--- START ---

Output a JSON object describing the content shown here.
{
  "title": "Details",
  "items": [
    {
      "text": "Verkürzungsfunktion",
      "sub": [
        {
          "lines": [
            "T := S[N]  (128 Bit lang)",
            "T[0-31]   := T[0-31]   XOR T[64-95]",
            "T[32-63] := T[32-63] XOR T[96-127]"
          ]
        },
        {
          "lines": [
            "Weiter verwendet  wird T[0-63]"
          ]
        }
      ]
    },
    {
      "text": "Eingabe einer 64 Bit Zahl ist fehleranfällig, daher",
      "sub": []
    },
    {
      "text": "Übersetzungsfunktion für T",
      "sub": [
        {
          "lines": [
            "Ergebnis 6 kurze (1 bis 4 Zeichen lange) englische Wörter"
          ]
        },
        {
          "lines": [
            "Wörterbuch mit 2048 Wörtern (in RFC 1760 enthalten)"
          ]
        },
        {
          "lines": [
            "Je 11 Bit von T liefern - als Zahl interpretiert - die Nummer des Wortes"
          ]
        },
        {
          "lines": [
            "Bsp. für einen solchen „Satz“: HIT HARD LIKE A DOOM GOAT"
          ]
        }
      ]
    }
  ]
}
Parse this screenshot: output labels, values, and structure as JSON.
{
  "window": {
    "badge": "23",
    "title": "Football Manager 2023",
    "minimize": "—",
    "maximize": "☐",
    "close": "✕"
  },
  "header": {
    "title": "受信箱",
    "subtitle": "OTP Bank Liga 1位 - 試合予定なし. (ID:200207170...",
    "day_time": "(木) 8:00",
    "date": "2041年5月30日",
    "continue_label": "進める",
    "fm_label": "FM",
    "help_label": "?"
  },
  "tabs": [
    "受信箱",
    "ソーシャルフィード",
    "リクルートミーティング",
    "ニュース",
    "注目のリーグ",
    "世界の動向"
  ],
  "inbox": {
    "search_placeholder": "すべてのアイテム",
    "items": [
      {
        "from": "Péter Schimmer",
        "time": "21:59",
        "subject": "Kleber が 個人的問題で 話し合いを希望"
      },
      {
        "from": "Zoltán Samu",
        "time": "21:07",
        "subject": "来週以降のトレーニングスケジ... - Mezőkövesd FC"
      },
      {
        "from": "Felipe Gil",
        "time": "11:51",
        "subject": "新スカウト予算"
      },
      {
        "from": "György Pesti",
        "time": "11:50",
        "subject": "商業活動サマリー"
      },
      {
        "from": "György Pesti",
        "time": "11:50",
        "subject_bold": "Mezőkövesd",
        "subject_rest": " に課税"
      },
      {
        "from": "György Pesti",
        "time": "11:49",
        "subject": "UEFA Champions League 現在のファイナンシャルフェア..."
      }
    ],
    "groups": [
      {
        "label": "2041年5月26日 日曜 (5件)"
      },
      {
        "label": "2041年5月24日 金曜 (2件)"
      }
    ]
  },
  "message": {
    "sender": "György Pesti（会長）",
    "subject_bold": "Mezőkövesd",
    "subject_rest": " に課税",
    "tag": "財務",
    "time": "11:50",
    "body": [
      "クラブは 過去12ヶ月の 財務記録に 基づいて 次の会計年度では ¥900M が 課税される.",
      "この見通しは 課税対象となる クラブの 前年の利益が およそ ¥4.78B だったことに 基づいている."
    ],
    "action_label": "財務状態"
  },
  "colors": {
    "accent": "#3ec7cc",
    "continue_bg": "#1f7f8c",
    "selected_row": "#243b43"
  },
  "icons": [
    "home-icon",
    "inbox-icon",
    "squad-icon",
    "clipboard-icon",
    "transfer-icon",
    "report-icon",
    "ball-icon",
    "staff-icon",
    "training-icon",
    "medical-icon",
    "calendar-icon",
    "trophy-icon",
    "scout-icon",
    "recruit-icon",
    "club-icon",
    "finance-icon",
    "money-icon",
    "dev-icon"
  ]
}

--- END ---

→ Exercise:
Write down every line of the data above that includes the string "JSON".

→ Written response:
Output a JSON object describing the content shown here.
Parse this screenshot: output labels, values, and structure as JSON.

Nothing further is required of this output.